_Record set_
((
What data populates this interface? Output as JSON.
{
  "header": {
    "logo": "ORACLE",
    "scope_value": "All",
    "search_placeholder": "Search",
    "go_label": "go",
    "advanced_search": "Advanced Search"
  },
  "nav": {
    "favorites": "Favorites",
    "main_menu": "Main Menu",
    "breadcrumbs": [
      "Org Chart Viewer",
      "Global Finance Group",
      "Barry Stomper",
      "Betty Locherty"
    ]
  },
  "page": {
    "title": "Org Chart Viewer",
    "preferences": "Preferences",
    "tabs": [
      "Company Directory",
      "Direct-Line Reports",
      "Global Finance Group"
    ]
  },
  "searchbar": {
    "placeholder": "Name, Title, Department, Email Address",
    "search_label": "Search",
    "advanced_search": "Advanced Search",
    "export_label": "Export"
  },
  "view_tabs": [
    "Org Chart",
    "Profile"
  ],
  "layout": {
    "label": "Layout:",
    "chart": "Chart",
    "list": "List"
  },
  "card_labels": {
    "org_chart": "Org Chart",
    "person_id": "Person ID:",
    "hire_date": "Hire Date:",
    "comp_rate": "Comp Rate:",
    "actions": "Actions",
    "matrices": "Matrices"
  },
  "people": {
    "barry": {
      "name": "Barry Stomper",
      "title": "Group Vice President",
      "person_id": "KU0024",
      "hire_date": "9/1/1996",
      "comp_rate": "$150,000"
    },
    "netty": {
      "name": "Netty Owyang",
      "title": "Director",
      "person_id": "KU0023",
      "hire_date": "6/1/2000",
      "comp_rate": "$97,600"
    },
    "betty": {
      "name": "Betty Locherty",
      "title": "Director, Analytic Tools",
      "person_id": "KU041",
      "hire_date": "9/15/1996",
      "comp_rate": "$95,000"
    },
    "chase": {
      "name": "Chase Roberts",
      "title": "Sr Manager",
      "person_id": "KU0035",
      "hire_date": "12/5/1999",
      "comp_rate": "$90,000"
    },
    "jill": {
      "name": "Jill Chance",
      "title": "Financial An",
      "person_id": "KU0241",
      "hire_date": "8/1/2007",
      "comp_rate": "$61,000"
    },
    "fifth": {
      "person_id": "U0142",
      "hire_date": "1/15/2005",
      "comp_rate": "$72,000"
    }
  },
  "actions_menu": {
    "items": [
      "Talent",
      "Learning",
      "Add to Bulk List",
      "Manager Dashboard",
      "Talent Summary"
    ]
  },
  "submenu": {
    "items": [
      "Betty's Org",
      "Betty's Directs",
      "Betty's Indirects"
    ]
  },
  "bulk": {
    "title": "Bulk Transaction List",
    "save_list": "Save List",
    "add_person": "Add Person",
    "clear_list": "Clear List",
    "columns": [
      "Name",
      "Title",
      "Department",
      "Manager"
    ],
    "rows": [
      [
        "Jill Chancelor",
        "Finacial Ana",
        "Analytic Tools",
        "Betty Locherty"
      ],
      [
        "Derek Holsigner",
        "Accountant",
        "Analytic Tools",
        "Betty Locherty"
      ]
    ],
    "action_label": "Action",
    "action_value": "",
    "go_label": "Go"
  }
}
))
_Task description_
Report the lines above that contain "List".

_Task result_
    "list": "List"
      "Add to Bulk List",
    "title": "Bulk Transaction List",
    "save_list": "Save List",
    "clear_list": "Clear List",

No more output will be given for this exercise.